··· Exercise input
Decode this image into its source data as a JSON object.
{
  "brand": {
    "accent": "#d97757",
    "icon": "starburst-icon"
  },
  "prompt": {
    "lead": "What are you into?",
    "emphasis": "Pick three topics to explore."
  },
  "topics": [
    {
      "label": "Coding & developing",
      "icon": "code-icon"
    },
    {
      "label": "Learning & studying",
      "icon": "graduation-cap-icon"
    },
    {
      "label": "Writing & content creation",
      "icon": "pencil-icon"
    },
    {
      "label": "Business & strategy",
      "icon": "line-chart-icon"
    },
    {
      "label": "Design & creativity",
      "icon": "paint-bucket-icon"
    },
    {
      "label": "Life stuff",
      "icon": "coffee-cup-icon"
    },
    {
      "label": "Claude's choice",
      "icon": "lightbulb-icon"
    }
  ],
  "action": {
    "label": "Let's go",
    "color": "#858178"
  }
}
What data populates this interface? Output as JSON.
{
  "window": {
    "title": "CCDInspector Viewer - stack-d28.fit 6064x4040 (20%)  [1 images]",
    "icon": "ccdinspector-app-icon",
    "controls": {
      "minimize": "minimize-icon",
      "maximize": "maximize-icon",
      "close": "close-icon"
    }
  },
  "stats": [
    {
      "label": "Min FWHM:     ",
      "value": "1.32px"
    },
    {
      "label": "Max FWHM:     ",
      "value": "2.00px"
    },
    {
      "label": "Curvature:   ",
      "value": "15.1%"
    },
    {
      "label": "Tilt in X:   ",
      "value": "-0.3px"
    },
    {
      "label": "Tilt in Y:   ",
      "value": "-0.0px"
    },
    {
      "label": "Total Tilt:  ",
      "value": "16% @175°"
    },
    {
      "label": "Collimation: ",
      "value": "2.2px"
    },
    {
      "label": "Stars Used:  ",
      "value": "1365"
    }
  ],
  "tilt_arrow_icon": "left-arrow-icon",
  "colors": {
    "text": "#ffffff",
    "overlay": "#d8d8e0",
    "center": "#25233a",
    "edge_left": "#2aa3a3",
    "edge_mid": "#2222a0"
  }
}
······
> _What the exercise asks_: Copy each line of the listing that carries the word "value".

> _Output of the exercise_:
      "value": "1.32px"
      "value": "2.00px"
      "value": "15.1%"
      "value": "-0.3px"
      "value": "-0.0px"
      "value": "16% @175°"
      "value": "2.2px"
      "value": "1365"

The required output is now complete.